The two biggest deals of the day went to Jackie Bradley and Xander Bogaerts. Due to his up-and-down start to his career — I’m sure you all remember the controversy around his promotions and demotions in 2013/2014 — Bradley is Super Two eligible. All this means is he’ll have four years of arbitration rather than the typical three. There’s no change to the years in which Boston will control the center fielder — he’s set to hit free agency following the 2020 season — but he’s set to make some more money before that time comes. In 2017, Bradley will be paid $3.6 million, setting himself up for a nice pre-free agency lump of cash assuming he doesn’t sign a long-term extension over the next few years. MLB Trade Rumors, who has an excellent track record of projecting these salaries on a yearly basis, predicted a $3.3 million deal for Bradley.
Bogaerts, on the other hand, isn’t a Super Two player and is hitting arbitration for the first of three times. The shortstop has obviously been outstanding over the last few years, and is a testament to how much the arbitration system undervalues players. He’ll be making $4.5 million in 2017, coming in way under MLB Trade Rumor’s projection of $5.7 million. Set to hit free agency in 2019, one would imagine the Red Sox will soon be hard at work locking up a long-term deal, avoiding the final two years of arbitration. If not, expect this salary to rise significantly assuming he continues to progress as we all expect him to.
Outside of these two, the Red Sox have avoided arbitration with five other players today.
- Brock Holt, in his first year of arbitration, will earn $1.95 million compared to a projected $1.7 million.
- The newly acquired Tyler Thornburg, also in his first year of arbitration, will earn $2.05 million compared to a projected $2.2 million.
- Sandy Leon, yet another player in his first year of arbitration, will earn $1.3 million, which exactly matches his projection.
- Joe Kelly, in his second year of arbitration, will make $2.8 million compared to a projected $2.6 million.
- Robbie Ross, also in his second year of arbitration, will make $1.82 million compared to a projected $1.8 million.
- Brandon Workman was another guy in his first year of arbitration, though he and the club avoided a trial back in December with a $635K deal. He was projected to make $600K.
That just leaves Fernando Abad and Drew Pomeranz as arbitration-eligible players who haven’t yet agreed to a deal. The Red Sox very rarely go to trial with their players, and it’d be a surprise if it happened with either of these lefties. We will update this post if/when they agree to a deal.
UPDATE: The filing figures for Pomeranz are in, with the lefty coming in at $5.7 million and the team at $3.6 million. This puts the two sides pretty far apart, as the difference between teams' and players' figures are usually in the hundreds of thousands, not the millions. I'd still be surprised if they go to a hearing, but someone may have to budge to get a deal done. For what it's worth, Pomeranz was projected to make $4.7 million. The midpoint between the two figures is $4.65.

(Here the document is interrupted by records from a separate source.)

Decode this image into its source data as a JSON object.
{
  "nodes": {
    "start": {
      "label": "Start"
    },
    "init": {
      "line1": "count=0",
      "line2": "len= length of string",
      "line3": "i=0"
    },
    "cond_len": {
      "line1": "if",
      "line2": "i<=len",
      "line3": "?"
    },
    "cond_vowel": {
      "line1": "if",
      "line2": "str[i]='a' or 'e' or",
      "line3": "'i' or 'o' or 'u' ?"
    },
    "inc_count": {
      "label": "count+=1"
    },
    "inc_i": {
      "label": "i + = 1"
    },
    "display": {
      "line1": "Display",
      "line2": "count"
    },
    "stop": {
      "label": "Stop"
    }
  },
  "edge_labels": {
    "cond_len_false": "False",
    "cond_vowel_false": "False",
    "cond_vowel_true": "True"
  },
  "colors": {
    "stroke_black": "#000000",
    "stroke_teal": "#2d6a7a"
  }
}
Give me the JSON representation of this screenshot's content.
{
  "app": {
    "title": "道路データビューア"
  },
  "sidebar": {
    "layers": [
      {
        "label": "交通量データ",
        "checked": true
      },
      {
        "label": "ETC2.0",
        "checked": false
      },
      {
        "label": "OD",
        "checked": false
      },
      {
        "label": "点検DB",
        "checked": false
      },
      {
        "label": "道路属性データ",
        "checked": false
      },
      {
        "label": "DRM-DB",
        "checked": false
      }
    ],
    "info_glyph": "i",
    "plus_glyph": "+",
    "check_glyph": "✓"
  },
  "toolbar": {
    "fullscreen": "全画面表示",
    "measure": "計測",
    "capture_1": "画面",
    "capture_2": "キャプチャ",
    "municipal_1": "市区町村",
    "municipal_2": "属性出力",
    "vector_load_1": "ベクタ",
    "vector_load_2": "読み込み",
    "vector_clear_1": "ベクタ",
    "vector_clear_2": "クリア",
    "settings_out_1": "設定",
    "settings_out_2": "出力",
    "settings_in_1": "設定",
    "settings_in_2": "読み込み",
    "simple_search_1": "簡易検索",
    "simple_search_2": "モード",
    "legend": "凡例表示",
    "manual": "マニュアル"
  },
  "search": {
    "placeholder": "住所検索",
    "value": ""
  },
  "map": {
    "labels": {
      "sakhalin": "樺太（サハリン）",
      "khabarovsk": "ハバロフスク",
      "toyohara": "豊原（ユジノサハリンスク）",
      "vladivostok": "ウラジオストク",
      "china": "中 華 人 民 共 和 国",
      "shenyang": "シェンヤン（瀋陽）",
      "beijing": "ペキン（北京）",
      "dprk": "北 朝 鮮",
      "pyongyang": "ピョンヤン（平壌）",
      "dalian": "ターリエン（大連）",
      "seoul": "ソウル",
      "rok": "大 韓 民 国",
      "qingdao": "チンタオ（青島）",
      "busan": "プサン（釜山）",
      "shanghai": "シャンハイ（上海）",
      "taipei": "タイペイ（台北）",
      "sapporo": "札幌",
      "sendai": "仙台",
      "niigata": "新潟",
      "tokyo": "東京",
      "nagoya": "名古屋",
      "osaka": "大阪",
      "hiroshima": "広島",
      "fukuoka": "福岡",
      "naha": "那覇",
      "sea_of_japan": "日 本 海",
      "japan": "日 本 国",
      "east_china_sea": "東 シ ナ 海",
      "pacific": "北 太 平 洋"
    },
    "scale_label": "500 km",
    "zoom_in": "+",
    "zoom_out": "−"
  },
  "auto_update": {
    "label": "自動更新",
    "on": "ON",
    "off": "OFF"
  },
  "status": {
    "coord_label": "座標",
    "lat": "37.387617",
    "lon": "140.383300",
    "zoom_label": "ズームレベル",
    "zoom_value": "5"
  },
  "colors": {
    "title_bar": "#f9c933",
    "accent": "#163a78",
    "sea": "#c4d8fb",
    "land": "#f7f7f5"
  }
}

UPDATE: And now we have the filing figures for Abad. As with everything involving the middling southpaw, this is much more boring than his counterparts. Abad is filing at $2.7 million, while the team has offered an even $2 million. This is close enough that a trial would be surprising.